And now the waiting, in my smoke-filled hallway. I deal with this well. I was exhausted, not like ever before. I wanted it to be about 6 p.m., yesterday, before the party. I wanted Patrick not to pull through with the kegs. I wanted to be sitting on my porch in the cool of the afternoon with my roommates and Gloria and punk rock Nick. Tallking, happy - no one's gonna show up, where are the fucking bands?
John had gone downstairs. After a few hours, Jeremy and Ty went down to check on him. He had passed out on the toilet. They moved him to the couch.
The detectives came, we have to take you to the station. Wake up Johas. How did you sleep through this ... through me screaming into the phone "Get off the fucking phone, Jonas, I need to call 911." The squad car, the metal grating between back and front seats. No leg room. 6a.m. the sun was out. To be twelve hours ago. Sitting in the police station for three hours. The metal bench had holes in it for handcuffs. John and Jonas had both slept. The detective gave me coffee - flavorless, scalding hot. I remembered what Jeremy had said about jail food in Chicago. We tried to talk to Jonas about what had happened, but the cop told us to talk about other things. He stared at us intently every once in a while, as if we might run.

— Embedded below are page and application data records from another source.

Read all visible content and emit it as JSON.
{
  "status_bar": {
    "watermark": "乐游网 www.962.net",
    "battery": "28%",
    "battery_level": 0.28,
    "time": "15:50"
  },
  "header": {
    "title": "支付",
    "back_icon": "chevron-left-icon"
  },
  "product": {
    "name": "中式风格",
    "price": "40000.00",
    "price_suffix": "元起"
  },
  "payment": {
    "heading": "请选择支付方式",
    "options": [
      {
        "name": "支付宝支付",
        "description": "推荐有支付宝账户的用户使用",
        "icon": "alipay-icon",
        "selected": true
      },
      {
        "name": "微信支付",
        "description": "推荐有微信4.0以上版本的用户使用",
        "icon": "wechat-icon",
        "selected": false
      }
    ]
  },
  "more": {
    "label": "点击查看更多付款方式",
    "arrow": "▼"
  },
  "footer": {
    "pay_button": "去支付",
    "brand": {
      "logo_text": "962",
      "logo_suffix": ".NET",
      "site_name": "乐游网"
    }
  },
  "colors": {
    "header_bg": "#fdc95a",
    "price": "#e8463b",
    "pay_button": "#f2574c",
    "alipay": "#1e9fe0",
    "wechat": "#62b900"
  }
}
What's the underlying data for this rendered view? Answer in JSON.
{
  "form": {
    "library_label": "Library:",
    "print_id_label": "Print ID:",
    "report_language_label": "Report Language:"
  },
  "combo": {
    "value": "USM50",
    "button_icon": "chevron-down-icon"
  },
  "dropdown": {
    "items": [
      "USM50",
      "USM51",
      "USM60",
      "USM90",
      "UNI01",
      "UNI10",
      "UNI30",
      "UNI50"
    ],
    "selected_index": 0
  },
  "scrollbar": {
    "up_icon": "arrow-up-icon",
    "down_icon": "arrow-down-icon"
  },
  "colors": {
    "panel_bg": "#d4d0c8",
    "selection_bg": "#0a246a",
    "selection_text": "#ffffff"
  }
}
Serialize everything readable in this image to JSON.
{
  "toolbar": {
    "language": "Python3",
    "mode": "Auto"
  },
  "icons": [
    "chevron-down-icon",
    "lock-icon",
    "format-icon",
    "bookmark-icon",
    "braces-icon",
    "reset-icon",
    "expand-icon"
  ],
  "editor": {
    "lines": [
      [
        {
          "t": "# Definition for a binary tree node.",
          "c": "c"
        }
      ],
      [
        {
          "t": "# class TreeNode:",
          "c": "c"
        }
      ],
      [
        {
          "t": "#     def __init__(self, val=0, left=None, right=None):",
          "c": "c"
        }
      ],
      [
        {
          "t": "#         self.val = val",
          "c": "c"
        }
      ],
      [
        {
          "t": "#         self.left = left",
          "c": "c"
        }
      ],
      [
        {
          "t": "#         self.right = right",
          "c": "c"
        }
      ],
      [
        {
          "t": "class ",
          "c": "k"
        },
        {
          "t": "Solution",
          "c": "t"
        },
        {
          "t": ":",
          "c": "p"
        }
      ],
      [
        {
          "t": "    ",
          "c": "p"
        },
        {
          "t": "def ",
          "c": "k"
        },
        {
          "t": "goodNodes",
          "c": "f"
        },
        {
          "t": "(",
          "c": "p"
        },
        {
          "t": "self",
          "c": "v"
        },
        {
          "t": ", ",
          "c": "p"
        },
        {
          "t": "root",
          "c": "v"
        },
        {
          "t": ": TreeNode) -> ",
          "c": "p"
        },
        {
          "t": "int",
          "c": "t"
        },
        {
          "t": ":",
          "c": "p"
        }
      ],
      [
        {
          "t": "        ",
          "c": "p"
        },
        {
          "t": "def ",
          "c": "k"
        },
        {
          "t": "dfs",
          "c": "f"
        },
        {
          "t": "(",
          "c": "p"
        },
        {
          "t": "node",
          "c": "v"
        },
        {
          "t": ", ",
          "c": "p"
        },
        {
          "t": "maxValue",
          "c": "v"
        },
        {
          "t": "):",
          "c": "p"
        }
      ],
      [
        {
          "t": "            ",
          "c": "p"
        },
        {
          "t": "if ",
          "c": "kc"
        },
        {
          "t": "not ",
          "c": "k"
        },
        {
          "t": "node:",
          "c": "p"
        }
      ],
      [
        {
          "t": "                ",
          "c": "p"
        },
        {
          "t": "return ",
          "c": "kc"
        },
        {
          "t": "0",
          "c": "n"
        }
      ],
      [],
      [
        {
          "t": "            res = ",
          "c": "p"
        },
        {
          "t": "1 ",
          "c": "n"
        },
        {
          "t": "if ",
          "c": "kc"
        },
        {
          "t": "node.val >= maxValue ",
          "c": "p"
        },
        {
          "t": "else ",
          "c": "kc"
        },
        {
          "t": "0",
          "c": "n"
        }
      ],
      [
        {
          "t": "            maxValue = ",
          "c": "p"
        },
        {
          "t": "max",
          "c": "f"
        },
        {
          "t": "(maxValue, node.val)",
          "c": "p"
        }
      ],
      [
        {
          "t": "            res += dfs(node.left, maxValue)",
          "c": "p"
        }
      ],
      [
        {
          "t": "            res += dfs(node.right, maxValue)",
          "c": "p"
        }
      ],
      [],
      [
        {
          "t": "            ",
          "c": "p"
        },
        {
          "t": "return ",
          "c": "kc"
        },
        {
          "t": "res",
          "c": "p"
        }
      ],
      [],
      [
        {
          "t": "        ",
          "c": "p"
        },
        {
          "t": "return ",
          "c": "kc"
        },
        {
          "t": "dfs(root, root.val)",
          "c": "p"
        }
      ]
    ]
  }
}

The interview with the detective. I got a ride home with the officer who had been assigned to my high school. The sun was out, everything was still damp from the rain. Standing in my driveway at 9 in the morning. I hadn't slept in 24 hours, and faced with the possibility I couldn't go into my own apartment, I started to cry. I remember clearly every time I cried that week. The officer asked me if I was okay. I didn't want to talk to anyone. I just wanted the silence of my empty house.

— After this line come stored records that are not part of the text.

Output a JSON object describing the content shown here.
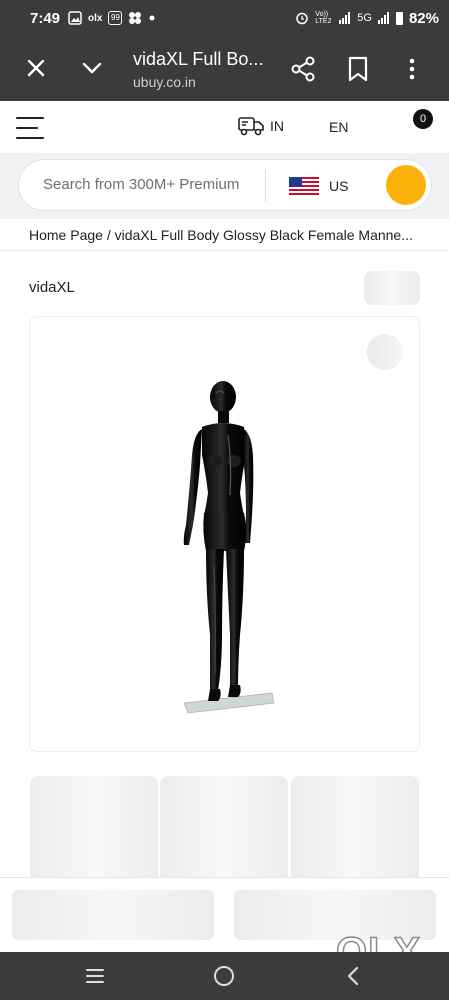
{
  "status_bar": {
    "time": "7:49",
    "left_icons": [
      "gallery-icon",
      "olx-notification-icon",
      "badge-99-icon",
      "pinwheel-icon",
      "dot-icon"
    ],
    "badge_text": "99",
    "olx_text": "olx",
    "network": "Vo)) LTE2",
    "signal_label": "5G",
    "battery": "82%"
  },
  "browser_tab": {
    "title": "vidaXL Full Bo...",
    "url": "ubuy.co.in"
  },
  "site_header": {
    "ship_to": "IN",
    "language": "EN",
    "cart_count": "0"
  },
  "search": {
    "placeholder": "Search from 300M+ Premium",
    "country": "US"
  },
  "breadcrumb": {
    "home": "Home Page",
    "separator": " / ",
    "current": "vidaXL Full Body Glossy Black Female Manne..."
  },
  "product": {
    "brand": "vidaXL"
  },
  "watermark": "OLX",
  "colors": {
    "browser_chrome": "#3a3b3d",
    "search_button": "#fdb10b",
    "text": "#222222"
  }
}
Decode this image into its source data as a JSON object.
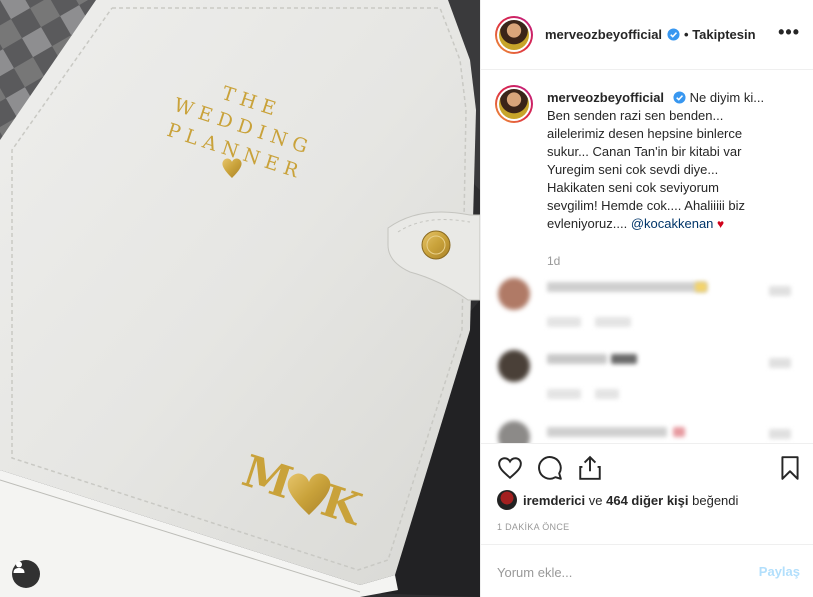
{
  "post": {
    "username": "merveozbeyofficial",
    "follow_state": "• Takiptesin",
    "more_icon": "more-horizontal-icon",
    "caption": {
      "username": "merveozbeyofficial",
      "lines": [
        "Ne diyim ki...",
        "Ben senden razi sen benden...",
        "ailelerimiz desen hepsine binlerce",
        "sukur... Canan Tan'in bir kitabi var",
        "Yuregim seni cok sevdi diye...",
        "Hakikaten seni cok seviyorum",
        "sevgilim! Hemde cok.... Ahaliiiii biz",
        "evleniyoruz.... "
      ],
      "mention": "@kocakkenan",
      "emoji": "♥"
    },
    "time_ago": "1d",
    "photo": {
      "book_title": [
        "THE",
        "WEDDING",
        "PLANNER"
      ],
      "monogram_left": "M",
      "monogram_right": "K"
    },
    "likes": {
      "liker": "iremderici",
      "connector": " ve ",
      "others": "464 diğer kişi",
      "suffix": " beğendi"
    },
    "posted_time": "1 DAKİKA ÖNCE",
    "comment_placeholder": "Yorum ekle...",
    "share_label": "Paylaş"
  },
  "colors": {
    "link": "#003569",
    "verified": "#3897f0",
    "share_disabled": "#b2dffc",
    "gold": "#c9a23a"
  }
}
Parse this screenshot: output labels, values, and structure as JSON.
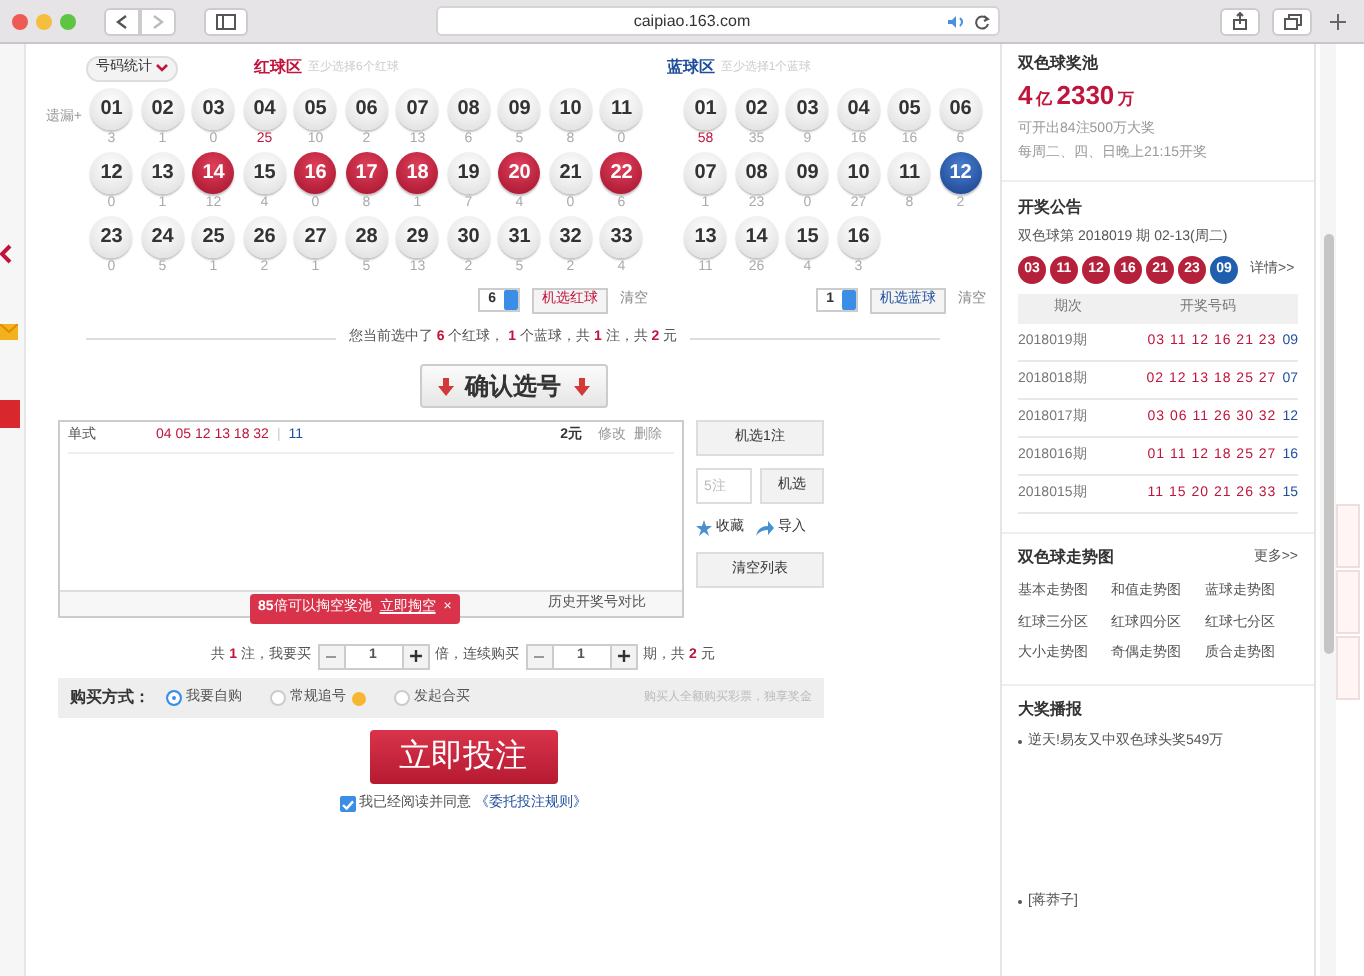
{
  "browser": {
    "url": "caipiao.163.com"
  },
  "stats_dropdown": "号码统计",
  "red_zone": {
    "title": "红球区",
    "hint": "至少选择6个红球",
    "miss_label": "遗漏+",
    "random_count": "6",
    "random_button": "机选红球",
    "clear": "清空",
    "balls": [
      {
        "number": "01",
        "miss": "3",
        "hot": false,
        "selected": false
      },
      {
        "number": "02",
        "miss": "1",
        "hot": false,
        "selected": false
      },
      {
        "number": "03",
        "miss": "0",
        "hot": false,
        "selected": false
      },
      {
        "number": "04",
        "miss": "25",
        "hot": true,
        "selected": false
      },
      {
        "number": "05",
        "miss": "10",
        "hot": false,
        "selected": false
      },
      {
        "number": "06",
        "miss": "2",
        "hot": false,
        "selected": false
      },
      {
        "number": "07",
        "miss": "13",
        "hot": false,
        "selected": false
      },
      {
        "number": "08",
        "miss": "6",
        "hot": false,
        "selected": false
      },
      {
        "number": "09",
        "miss": "5",
        "hot": false,
        "selected": false
      },
      {
        "number": "10",
        "miss": "8",
        "hot": false,
        "selected": false
      },
      {
        "number": "11",
        "miss": "0",
        "hot": false,
        "selected": false
      },
      {
        "number": "12",
        "miss": "0",
        "hot": false,
        "selected": false
      },
      {
        "number": "13",
        "miss": "1",
        "hot": false,
        "selected": false
      },
      {
        "number": "14",
        "miss": "12",
        "hot": false,
        "selected": true
      },
      {
        "number": "15",
        "miss": "4",
        "hot": false,
        "selected": false
      },
      {
        "number": "16",
        "miss": "0",
        "hot": false,
        "selected": true
      },
      {
        "number": "17",
        "miss": "8",
        "hot": false,
        "selected": true
      },
      {
        "number": "18",
        "miss": "1",
        "hot": false,
        "selected": true
      },
      {
        "number": "19",
        "miss": "7",
        "hot": false,
        "selected": false
      },
      {
        "number": "20",
        "miss": "4",
        "hot": false,
        "selected": true
      },
      {
        "number": "21",
        "miss": "0",
        "hot": false,
        "selected": false
      },
      {
        "number": "22",
        "miss": "6",
        "hot": false,
        "selected": true
      },
      {
        "number": "23",
        "miss": "0",
        "hot": false,
        "selected": false
      },
      {
        "number": "24",
        "miss": "5",
        "hot": false,
        "selected": false
      },
      {
        "number": "25",
        "miss": "1",
        "hot": false,
        "selected": false
      },
      {
        "number": "26",
        "miss": "2",
        "hot": false,
        "selected": false
      },
      {
        "number": "27",
        "miss": "1",
        "hot": false,
        "selected": false
      },
      {
        "number": "28",
        "miss": "5",
        "hot": false,
        "selected": false
      },
      {
        "number": "29",
        "miss": "13",
        "hot": false,
        "selected": false
      },
      {
        "number": "30",
        "miss": "2",
        "hot": false,
        "selected": false
      },
      {
        "number": "31",
        "miss": "5",
        "hot": false,
        "selected": false
      },
      {
        "number": "32",
        "miss": "2",
        "hot": false,
        "selected": false
      },
      {
        "number": "33",
        "miss": "4",
        "hot": false,
        "selected": false
      }
    ]
  },
  "blue_zone": {
    "title": "蓝球区",
    "hint": "至少选择1个蓝球",
    "random_count": "1",
    "random_button": "机选蓝球",
    "clear": "清空",
    "balls": [
      {
        "number": "01",
        "miss": "58",
        "hot": true,
        "selected": false
      },
      {
        "number": "02",
        "miss": "35",
        "hot": false,
        "selected": false
      },
      {
        "number": "03",
        "miss": "9",
        "hot": false,
        "selected": false
      },
      {
        "number": "04",
        "miss": "16",
        "hot": false,
        "selected": false
      },
      {
        "number": "05",
        "miss": "16",
        "hot": false,
        "selected": false
      },
      {
        "number": "06",
        "miss": "6",
        "hot": false,
        "selected": false
      },
      {
        "number": "07",
        "miss": "1",
        "hot": false,
        "selected": false
      },
      {
        "number": "08",
        "miss": "23",
        "hot": false,
        "selected": false
      },
      {
        "number": "09",
        "miss": "0",
        "hot": false,
        "selected": false
      },
      {
        "number": "10",
        "miss": "27",
        "hot": false,
        "selected": false
      },
      {
        "number": "11",
        "miss": "8",
        "hot": false,
        "selected": false
      },
      {
        "number": "12",
        "miss": "2",
        "hot": false,
        "selected": true
      },
      {
        "number": "13",
        "miss": "11",
        "hot": false,
        "selected": false
      },
      {
        "number": "14",
        "miss": "26",
        "hot": false,
        "selected": false
      },
      {
        "number": "15",
        "miss": "4",
        "hot": false,
        "selected": false
      },
      {
        "number": "16",
        "miss": "3",
        "hot": false,
        "selected": false
      }
    ]
  },
  "summary": "您当前选中了 **6** 个红球， **1** 个蓝球，共 **1** 注，共 **2** 元",
  "confirm_button": "确认选号",
  "ticket": {
    "type": "单式",
    "red": "04 05 12 13 18 32",
    "separator": "|",
    "blue": "11",
    "price": "2元",
    "edit": "修改",
    "delete": "删除"
  },
  "tooltip": {
    "text": "**85**倍可以掏空奖池",
    "link": "立即掏空",
    "close": "×"
  },
  "history_link": "历史开奖号对比",
  "side_buttons": {
    "random_one": "机选1注",
    "count_placeholder": "5注",
    "random": "机选",
    "favorite": "收藏",
    "import": "导入",
    "clear_list": "清空列表"
  },
  "quantity": {
    "lead": "共 **1** 注，我要买",
    "multiple": "1",
    "mid": "倍，连续购买",
    "periods": "1",
    "tail": "期，共 **2** 元"
  },
  "purchase": {
    "label": "购买方式：",
    "note": "购买人全额购买彩票，独享奖金",
    "options": [
      {
        "label": "我要自购",
        "selected": true,
        "help": false
      },
      {
        "label": "常规追号",
        "selected": false,
        "help": true
      },
      {
        "label": "发起合买",
        "selected": false,
        "help": false
      }
    ]
  },
  "bet_button": "立即投注",
  "agreement": {
    "checked": true,
    "text": "我已经阅读并同意",
    "link": "《委托投注规则》"
  },
  "sidebar": {
    "jackpot": {
      "title": "双色球奖池",
      "yi": "4",
      "yi_unit": "亿",
      "wan": "2330",
      "wan_unit": "万",
      "line1": "可开出84注500万大奖",
      "line2": "每周二、四、日晚上21:15开奖"
    },
    "draw": {
      "title": "开奖公告",
      "issue": "双色球第 2018019 期 02-13(周二)",
      "details": "详情>>",
      "columns": [
        "期次",
        "开奖号码"
      ],
      "balls": [
        {
          "number": "03",
          "kind": "red"
        },
        {
          "number": "11",
          "kind": "red"
        },
        {
          "number": "12",
          "kind": "red"
        },
        {
          "number": "16",
          "kind": "red"
        },
        {
          "number": "21",
          "kind": "red"
        },
        {
          "number": "23",
          "kind": "red"
        },
        {
          "number": "09",
          "kind": "blue"
        }
      ],
      "rows": [
        {
          "period": "2018019期",
          "red": "03 11 12 16 21 23",
          "blue": "09"
        },
        {
          "period": "2018018期",
          "red": "02 12 13 18 25 27",
          "blue": "07"
        },
        {
          "period": "2018017期",
          "red": "03 06 11 26 30 32",
          "blue": "12"
        },
        {
          "period": "2018016期",
          "red": "01 11 12 18 25 27",
          "blue": "16"
        },
        {
          "period": "2018015期",
          "red": "11 15 20 21 26 33",
          "blue": "15"
        }
      ]
    },
    "trends": {
      "title": "双色球走势图",
      "more": "更多>>",
      "links": [
        "基本走势图",
        "和值走势图",
        "蓝球走势图",
        "红球三分区",
        "红球四分区",
        "红球七分区",
        "大小走势图",
        "奇偶走势图",
        "质合走势图"
      ]
    },
    "news": {
      "title": "大奖播报",
      "items": [
        "逆天!易友又中双色球头奖549万",
        "[蒋莽子]"
      ]
    }
  }
}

They finally let me in. I slept for three hours, not bothering to change clothes or take out my contacts. I woke up shaking and went to work. I couldn't stand it ... customers kept asking me how I was. I couldn't face people. I left early. Talked to my roommates. Every conversation that day trailed into silence and blank stares.
For weeks afterwards, we all followed the same regimen. I smoked a pack a day, didn't eat. Just drank coffee and slept, badly, when I could. I had dreams that would wake me up.
The last week of class, Jeremy and I were standing on the fire escape on a sunny, warm day. We were smoking. "I want to go to Philly now ..." I exhaled. My shoulders ached. "Get the fuck away from here and this house."
And months after the accident, Jeremy and I were sitting in a diner in Philadelphia. We had done nothing that day, just overslept. Excessive coffee and hunger put us in a strange mood.
"I think we all played our roles perfectly that night." He said. "It's funny how that works."
We both stared out the streaked window, at the Philadelphia skyline, the careful sunshine.
the opening and closing of doors.
The sullen refuge in isolation.
can i find solace in the pointless.
The sinking sickening feeling,
its like waiting for the phone.
You've got to hang like nothing else.
You've got to stay far away.
Don't let it stick inside you.
Unshaking faith in my ability to fail.
Tomorrow won't be spinning this much.
A delicate decision. Innaccurate calculation.
It can only get better.